How can business intelligence (BI) launch your data efforts, and pave the way for your first data science hire?
When companies want to start analyzing their data, they’re often tempted to hire a data scientist as a first step. It should really be step four, after they have:
If you haven’t heard of it before, BI is the data analysis that was fashionable before data science arrived: you summarize your data (roll-ups and counts) or split it apart (pivot tables, cubes, breakdowns) or even make some mild projections (trend analysis).
Overall, BI has come to mean data analysis that looks “backward” to analyze the past whereas data science involves a lot of looking “forward” to predict the future.
Given everything you hear about data science, then, why bother with BI? It’s just a bunch of counting and summaries, right? Don’t let the simple math fool you. My colleague Greg Reda (@gjreda) and I talk about this sort of thing quite a bit , and in a recent discussion, we explored some ways that BI can help a company before they try to tackle data science:
A company definitely needs needs to know which products and services make the most money, or what time of day most people visit the online store, or which product features customers use the most. Those answers require BI’s counting and binning, not data science’s predictive models.
These are not “fancy” and “predictive” insights, but they’re the sort that can shed a lot of light on a company’s activities and opportunities.
To do BI well, you’ll need to organize and document your data sources (how that data is created, and what each field or column means) and test your data infrastructure (make sure the right people can access the right data as needed).
These are just good practices, anyway – they fall squarely into “unsexy-but-totally-necessary” – but there’s an added benefit: a proper data infrastructure is a precursor to doing effective data science. Those data scientists can’t analyze data they can’t find, nor can they provide meaningful analyses if they don’t understand what each field really means. If you’ve done BI well, neither of these will be an issue when you move into data science.
The simple math behind BI techniques makes it easier to identify data entry and data storage problems because you can compare those results to institutional knowledge. You’ll know, for example, that you’ve only sold goods within the US, so any charts that show sales in the UK are wrong. And since you’ve been in business since 2010, that sale dated 1912 is a typo or indicative of a wider data collection problem.
If BI’s summaries and roll-ups fail, there’s no way the higher-end data science techniques will work. Those problems are tougher to catch when you skip BI and go straight to data science. Some predictive models are less transparent than adding and binning, so you don’t always know why they have made a given decision. This can lead you believe a model is working when it’s really not … and you then make business decisions on those results … and your data science efforts become costly in more ways than one.
The best thing about BI is that you can get a good head start in a spreadsheet tool like Excel before you shell out for a fancier BI package. You already have Excel, right? So long as your data is in neat rows and columns somewhere, and it’s small enough to fit into a desktop app, you get that first dose of BI for free. You can make charts and pivot tables to your heart’s content.
(Spreadsheets are more powerful than we often give them credit. I wrote about this a while back.)

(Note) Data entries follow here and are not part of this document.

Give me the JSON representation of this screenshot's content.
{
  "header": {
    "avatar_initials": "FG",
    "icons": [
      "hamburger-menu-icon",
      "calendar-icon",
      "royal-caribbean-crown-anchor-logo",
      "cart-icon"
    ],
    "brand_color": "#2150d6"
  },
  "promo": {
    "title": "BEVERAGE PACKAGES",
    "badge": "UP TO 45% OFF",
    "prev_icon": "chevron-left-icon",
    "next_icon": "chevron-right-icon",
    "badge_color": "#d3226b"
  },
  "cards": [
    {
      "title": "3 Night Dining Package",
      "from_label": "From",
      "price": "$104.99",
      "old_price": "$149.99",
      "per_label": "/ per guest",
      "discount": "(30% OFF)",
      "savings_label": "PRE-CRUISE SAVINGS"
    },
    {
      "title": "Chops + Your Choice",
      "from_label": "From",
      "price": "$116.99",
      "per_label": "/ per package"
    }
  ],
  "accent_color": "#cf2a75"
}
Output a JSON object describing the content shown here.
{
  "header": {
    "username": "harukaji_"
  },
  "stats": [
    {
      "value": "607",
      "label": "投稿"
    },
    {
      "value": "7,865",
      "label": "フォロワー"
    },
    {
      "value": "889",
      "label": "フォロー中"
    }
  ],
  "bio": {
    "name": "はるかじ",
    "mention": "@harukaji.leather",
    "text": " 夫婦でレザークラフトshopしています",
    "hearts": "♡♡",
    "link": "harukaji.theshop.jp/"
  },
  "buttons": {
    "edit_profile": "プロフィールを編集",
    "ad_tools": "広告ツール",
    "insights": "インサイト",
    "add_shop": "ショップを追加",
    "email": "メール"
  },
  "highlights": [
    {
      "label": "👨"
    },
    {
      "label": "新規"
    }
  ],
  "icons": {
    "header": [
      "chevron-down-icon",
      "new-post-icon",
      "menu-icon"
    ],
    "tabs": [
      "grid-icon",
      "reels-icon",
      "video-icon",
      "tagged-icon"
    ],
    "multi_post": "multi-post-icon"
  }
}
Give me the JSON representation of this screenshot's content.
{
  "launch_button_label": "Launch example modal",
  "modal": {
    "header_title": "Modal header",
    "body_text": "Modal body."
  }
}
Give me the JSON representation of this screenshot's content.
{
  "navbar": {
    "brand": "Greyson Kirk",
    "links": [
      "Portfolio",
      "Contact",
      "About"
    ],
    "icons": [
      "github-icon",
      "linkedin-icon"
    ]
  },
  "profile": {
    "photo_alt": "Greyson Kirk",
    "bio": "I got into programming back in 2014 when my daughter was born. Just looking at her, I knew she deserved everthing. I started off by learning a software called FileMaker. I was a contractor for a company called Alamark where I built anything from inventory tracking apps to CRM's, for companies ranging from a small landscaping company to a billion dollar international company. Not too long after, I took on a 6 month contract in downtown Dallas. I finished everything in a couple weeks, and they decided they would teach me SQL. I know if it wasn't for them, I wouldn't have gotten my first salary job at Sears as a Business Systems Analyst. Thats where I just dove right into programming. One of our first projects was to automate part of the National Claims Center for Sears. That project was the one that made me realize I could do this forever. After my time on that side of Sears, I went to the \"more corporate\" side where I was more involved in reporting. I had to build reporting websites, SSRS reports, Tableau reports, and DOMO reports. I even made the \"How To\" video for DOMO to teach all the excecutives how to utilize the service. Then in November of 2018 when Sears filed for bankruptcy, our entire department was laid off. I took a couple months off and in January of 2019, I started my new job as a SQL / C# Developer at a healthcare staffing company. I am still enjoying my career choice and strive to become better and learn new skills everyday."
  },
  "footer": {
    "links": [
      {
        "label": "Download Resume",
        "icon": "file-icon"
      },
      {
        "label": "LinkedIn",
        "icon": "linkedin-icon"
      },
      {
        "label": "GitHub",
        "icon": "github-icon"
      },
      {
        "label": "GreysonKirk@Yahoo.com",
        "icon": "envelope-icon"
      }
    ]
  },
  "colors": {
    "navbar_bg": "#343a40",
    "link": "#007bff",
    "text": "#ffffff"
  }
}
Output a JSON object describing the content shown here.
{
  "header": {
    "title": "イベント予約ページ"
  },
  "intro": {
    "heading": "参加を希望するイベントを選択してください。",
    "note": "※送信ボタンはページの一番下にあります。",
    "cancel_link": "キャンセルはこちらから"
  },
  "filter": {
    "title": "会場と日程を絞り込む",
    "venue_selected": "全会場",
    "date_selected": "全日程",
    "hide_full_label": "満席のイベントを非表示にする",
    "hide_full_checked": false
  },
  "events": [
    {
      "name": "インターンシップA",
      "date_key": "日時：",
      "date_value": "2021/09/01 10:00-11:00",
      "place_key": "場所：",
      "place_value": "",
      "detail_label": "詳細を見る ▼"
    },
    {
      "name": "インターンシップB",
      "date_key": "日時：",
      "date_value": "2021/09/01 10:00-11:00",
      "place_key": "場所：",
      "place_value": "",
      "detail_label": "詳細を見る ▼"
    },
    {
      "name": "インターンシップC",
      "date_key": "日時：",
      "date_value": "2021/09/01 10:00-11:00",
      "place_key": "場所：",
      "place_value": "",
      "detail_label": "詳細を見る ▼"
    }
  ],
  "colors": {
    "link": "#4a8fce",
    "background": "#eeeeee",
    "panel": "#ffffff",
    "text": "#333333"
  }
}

Resist the temptation to move forward on data science efforts before you’ve prepared that BI foundation. People will try to tell you that it’s not fancy, but it can still provide valuable insights into your business activities. It’s fast and cheap to implement compared to data science, and having a proper BI setup will make those first data scientist hires effective in a shorter time frame.
Are you having trouble building or growing your data science team? I want to help. I can help. Please contact me to start the discussion.